» **Directions**
Search the records for the word "this". Copy every line where it appears.

Exercise data START

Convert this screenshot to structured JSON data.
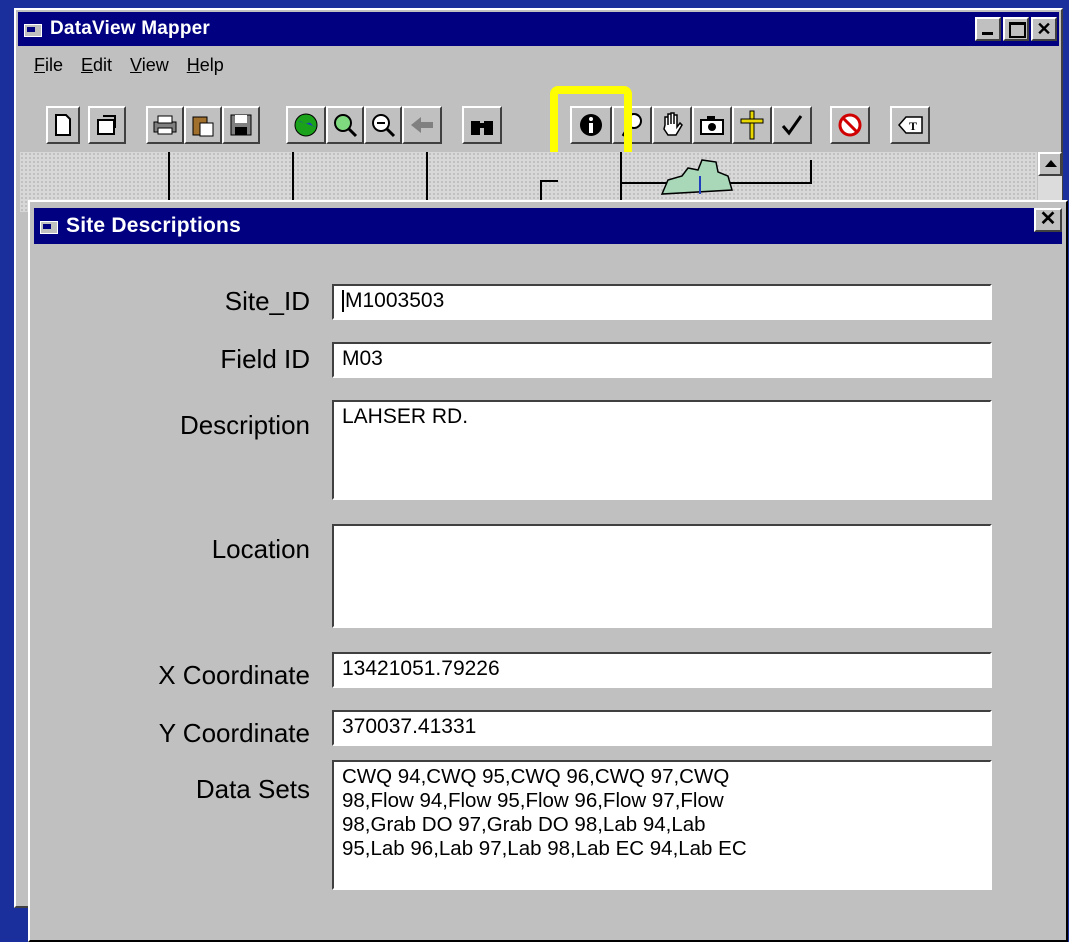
{
  "app": {
    "title": "DataView Mapper",
    "menu": [
      {
        "label": "File",
        "mnemonic": "F",
        "rest": "ile"
      },
      {
        "label": "Edit",
        "mnemonic": "E",
        "rest": "dit"
      },
      {
        "label": "View",
        "mnemonic": "V",
        "rest": "iew"
      },
      {
        "label": "Help",
        "mnemonic": "H",
        "rest": "elp"
      }
    ],
    "toolbar_icons": [
      "new-file-icon",
      "properties-icon",
      "print-icon",
      "paste-icon",
      "save-icon",
      "globe-icon",
      "zoom-in-icon",
      "zoom-out-icon",
      "back-arrow-icon",
      "find-binoculars-icon",
      "info-icon",
      "query-icon",
      "pan-hand-icon",
      "camera-icon",
      "cross-marker-icon",
      "checkmark-icon",
      "no-entry-icon",
      "text-label-icon"
    ]
  },
  "dialog": {
    "title": "Site Descriptions",
    "close_label": "✕",
    "fields": {
      "site_id": {
        "label": "Site_ID",
        "value": "M1003503"
      },
      "field_id": {
        "label": "Field ID",
        "value": "M03"
      },
      "description": {
        "label": "Description",
        "value": "LAHSER RD."
      },
      "location": {
        "label": "Location",
        "value": ""
      },
      "x_coordinate": {
        "label": "X Coordinate",
        "value": "13421051.79226"
      },
      "y_coordinate": {
        "label": "Y Coordinate",
        "value": "370037.41331"
      },
      "data_sets": {
        "label": "Data Sets",
        "value": "CWQ 94,CWQ 95,CWQ 96,CWQ 97,CWQ\n98,Flow 94,Flow 95,Flow 96,Flow 97,Flow\n98,Grab DO 97,Grab DO 98,Lab 94,Lab\n95,Lab 96,Lab 97,Lab 98,Lab EC 94,Lab EC"
      }
    }
  },
  "colors": {
    "titlebar": "#000080",
    "highlight": "#ffff00",
    "background": "#1a2f9c"
  }
}
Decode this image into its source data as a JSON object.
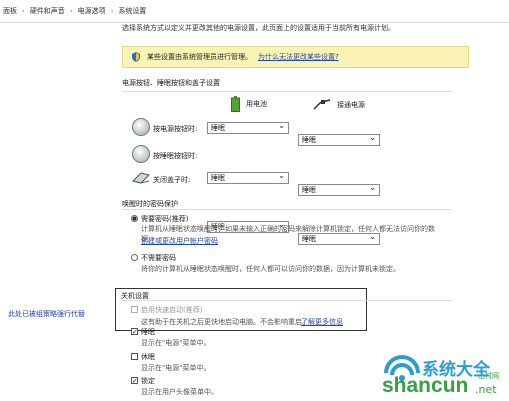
{
  "breadcrumb": [
    "面板",
    "硬件和声音",
    "电源选项",
    "系统设置"
  ],
  "cut_text": "选择系统方式以定义并更改其他的电源设置，此页面上的设置适用于当前所有电源计划。",
  "infobar": {
    "text": "某些设置由系统管理员进行管理。",
    "link": "为什么无法更改某些设置?"
  },
  "power_section": {
    "title": "电源按钮、睡眠按钮和盖子设置",
    "battery": "用电池",
    "plugged": "接通电源",
    "rows": [
      {
        "label": "按电源按钮时:",
        "battery": "睡眠",
        "plugged": "睡眠"
      },
      {
        "label": "按睡眠按钮时:",
        "battery": "睡眠",
        "plugged": "睡眠"
      },
      {
        "label": "关闭盖子时:",
        "battery": "睡眠",
        "plugged": "睡眠"
      }
    ]
  },
  "password_section": {
    "title": "唤醒时的密码保护",
    "opt1": "需要密码(推荐)",
    "opt1_desc1": "计算机从睡眠状态唤醒时，如果未输入正确的密码来解除计算机锁定，任何人都无法访问你的数据。",
    "opt1_link": "创建或更改用户帐户密码",
    "opt2": "不需要密码",
    "opt2_desc": "将你的计算机从睡眠状态唤醒时，任何人都可以访问你的数据，因为计算机未锁定。"
  },
  "shutdown_section": {
    "title": "关机设置",
    "fast_label": "启用快速启动(推荐)",
    "fast_desc": "这有助于在关机之后更快地启动电脑。不会影响重启。",
    "fast_link": "了解更多信息",
    "items": [
      {
        "label": "睡眠",
        "desc": "显示在\"电源\"菜单中。"
      },
      {
        "label": "休眠",
        "desc": "显示在\"电源\"菜单中。"
      },
      {
        "label": "锁定",
        "desc": "显示在用户头像菜单中。"
      }
    ]
  },
  "annotation": "此处已被组策略强行代替",
  "watermark": {
    "brand": "系统大全",
    "domain": "shancun",
    "tld": ".net",
    "sub": "山村网"
  }
}
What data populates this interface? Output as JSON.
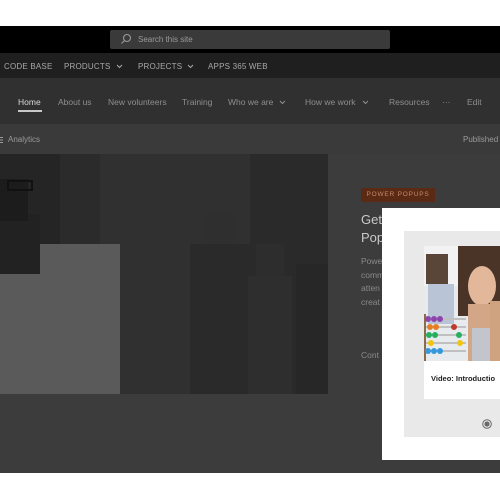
{
  "suitebar": {
    "search_placeholder": "Search this site"
  },
  "hub_nav": {
    "items": [
      {
        "label": "CODE BASE"
      },
      {
        "label": "PRODUCTS"
      },
      {
        "label": "PROJECTS"
      },
      {
        "label": "APPS 365 WEB"
      }
    ]
  },
  "site_nav": {
    "items": [
      {
        "label": "Home"
      },
      {
        "label": "About us"
      },
      {
        "label": "New volunteers"
      },
      {
        "label": "Training"
      },
      {
        "label": "Who we are"
      },
      {
        "label": "How we work"
      },
      {
        "label": "Resources"
      },
      {
        "label": "···"
      },
      {
        "label": "Edit"
      }
    ]
  },
  "command_bar": {
    "analytics": "Analytics",
    "published": "Published"
  },
  "article": {
    "topic": "POWER POPUPS",
    "title": "Get\nPop",
    "description": "Powe\ncomm\natten\ncreat",
    "continue": "Cont"
  },
  "popup": {
    "video_title": "Video: Introductio"
  },
  "colors": {
    "suitebar_bg": "#000000",
    "overlay_dim": "#3a3a3a",
    "topic_badge": "#5a2a14",
    "popup_bg": "#ffffff"
  }
}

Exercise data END

» **Response**
Convert this screenshot to structured JSON data.
Decode this image into its source data as a JSON object.
What data populates this interface? Output as JSON.
    "search_placeholder": "Search this site"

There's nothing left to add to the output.